The Amphitheatre of the Three Gauls was part of the federal sanctuary of the three Gauls dedicated to the cult of Rome and Augustus celebrated by the 60 Gallic tribes when they gathered at Lugdunum (Lyon). The amphitheatre was built at the foot of the La Croix-Rousse hill at what was then the confluence of the Rhône and Saône.

Excavations have revealed a basement of three elliptical walls linked by cross-walls and a channel surrounding the oval central arena. The arena was slightly sloped, with the building"s south part supported by a now-vanished vault. The arena"s dimensions are 67,6m by 42m. This phase of the amphitheatre housed games which accompanied the imperial cult, with its low capacity (1,800 seats) being enough for delegations from the 60 Gallic tribes.

The amphitheatre was expanded at the start of the 2nd century. Two galleries were added around the old amphitheatre, raising its width from 25 metres to 105 metres and its capacity to about 20,000 seats.
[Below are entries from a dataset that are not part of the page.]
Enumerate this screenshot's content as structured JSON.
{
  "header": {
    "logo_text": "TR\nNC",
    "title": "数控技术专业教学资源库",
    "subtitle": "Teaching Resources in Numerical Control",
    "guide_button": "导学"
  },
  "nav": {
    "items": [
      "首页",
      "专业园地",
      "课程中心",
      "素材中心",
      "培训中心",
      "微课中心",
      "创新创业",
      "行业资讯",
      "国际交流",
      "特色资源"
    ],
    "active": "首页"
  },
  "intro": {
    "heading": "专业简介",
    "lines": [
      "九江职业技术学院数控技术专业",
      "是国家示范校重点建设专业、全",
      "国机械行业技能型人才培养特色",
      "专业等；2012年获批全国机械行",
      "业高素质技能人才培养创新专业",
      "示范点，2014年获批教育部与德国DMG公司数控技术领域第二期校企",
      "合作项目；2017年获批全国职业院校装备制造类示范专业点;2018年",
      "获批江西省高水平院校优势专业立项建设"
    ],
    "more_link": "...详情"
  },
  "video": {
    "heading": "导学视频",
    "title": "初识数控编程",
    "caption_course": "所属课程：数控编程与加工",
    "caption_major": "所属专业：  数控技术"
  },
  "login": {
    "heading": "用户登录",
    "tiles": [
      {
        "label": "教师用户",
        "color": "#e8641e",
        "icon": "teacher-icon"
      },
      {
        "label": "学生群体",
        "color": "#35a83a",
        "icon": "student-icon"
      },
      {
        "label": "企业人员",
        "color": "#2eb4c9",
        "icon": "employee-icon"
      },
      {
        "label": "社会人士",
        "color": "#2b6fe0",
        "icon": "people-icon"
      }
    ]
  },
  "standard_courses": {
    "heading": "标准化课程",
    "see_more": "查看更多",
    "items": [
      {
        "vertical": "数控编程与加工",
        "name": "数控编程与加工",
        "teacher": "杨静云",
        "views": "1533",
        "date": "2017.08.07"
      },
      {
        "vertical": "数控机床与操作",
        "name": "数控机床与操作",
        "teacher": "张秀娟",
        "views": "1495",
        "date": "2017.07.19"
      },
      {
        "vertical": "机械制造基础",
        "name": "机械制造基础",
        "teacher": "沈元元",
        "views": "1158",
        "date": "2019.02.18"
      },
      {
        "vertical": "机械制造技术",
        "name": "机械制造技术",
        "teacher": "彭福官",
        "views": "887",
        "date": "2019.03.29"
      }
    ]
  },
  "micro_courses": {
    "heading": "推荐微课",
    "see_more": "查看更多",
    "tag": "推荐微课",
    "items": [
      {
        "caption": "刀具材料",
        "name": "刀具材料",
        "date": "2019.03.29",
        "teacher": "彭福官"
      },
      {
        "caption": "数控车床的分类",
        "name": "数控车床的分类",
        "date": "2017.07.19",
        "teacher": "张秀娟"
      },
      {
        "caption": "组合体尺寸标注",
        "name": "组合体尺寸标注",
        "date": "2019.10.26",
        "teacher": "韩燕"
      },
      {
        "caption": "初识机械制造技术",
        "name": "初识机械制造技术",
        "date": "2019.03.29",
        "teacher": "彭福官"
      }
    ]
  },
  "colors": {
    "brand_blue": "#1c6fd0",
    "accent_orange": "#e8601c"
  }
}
In so doing it made it a building open to the whole population of Lugdunum and its environs.